WORK TO COMPLETE »
Check each line below for the word "name", and copy those that have it.

THE DATA »
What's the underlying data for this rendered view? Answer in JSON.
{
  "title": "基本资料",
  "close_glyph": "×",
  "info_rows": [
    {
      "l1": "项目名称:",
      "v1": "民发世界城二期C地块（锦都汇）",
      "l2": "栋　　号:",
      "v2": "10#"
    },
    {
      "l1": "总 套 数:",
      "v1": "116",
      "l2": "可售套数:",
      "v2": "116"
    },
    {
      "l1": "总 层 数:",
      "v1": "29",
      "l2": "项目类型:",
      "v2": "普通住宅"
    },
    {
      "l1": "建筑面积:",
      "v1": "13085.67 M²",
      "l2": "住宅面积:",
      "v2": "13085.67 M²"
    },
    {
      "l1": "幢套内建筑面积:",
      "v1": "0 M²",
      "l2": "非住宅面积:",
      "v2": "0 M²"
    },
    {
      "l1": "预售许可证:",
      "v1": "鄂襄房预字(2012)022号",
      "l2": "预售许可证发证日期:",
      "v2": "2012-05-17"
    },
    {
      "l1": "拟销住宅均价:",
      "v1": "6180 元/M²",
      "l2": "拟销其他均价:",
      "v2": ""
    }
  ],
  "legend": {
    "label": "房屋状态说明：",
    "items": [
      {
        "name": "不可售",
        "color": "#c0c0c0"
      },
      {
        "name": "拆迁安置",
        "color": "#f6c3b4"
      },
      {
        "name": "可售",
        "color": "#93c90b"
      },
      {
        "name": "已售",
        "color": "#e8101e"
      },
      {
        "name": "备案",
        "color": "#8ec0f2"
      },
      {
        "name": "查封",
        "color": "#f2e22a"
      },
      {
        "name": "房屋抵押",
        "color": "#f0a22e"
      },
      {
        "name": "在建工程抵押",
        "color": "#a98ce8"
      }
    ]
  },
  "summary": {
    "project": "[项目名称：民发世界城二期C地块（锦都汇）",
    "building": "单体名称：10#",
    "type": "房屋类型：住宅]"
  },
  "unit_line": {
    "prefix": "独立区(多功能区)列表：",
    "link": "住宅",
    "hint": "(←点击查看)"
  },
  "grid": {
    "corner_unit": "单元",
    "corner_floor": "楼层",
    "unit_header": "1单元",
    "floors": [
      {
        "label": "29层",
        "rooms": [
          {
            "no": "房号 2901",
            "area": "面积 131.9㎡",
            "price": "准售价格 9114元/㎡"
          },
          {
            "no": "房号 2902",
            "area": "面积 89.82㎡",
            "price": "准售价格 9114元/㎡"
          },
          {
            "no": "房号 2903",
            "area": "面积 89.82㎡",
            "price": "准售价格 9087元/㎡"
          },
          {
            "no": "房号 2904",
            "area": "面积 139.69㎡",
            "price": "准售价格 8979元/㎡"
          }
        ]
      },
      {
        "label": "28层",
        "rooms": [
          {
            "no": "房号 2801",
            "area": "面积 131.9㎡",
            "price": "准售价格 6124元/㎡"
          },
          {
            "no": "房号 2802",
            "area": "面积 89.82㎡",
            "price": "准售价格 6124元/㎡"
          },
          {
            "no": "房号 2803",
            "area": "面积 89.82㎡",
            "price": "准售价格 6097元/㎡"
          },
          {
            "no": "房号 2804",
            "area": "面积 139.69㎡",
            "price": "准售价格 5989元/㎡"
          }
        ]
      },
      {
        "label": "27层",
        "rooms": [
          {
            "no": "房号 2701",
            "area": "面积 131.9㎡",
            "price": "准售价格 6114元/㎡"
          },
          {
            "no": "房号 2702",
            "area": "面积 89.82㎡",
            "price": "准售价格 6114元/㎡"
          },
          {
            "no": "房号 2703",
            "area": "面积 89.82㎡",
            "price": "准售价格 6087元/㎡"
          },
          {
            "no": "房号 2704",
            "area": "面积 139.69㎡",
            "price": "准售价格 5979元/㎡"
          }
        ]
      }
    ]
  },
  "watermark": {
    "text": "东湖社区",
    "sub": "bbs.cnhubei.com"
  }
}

ANSWER SECTION »
        "name": "不可售",
        "name": "拆迁安置",
        "name": "可售",
        "name": "已售",
        "name": "备案",
        "name": "查封",
        "name": "房屋抵押",
        "name": "在建工程抵押",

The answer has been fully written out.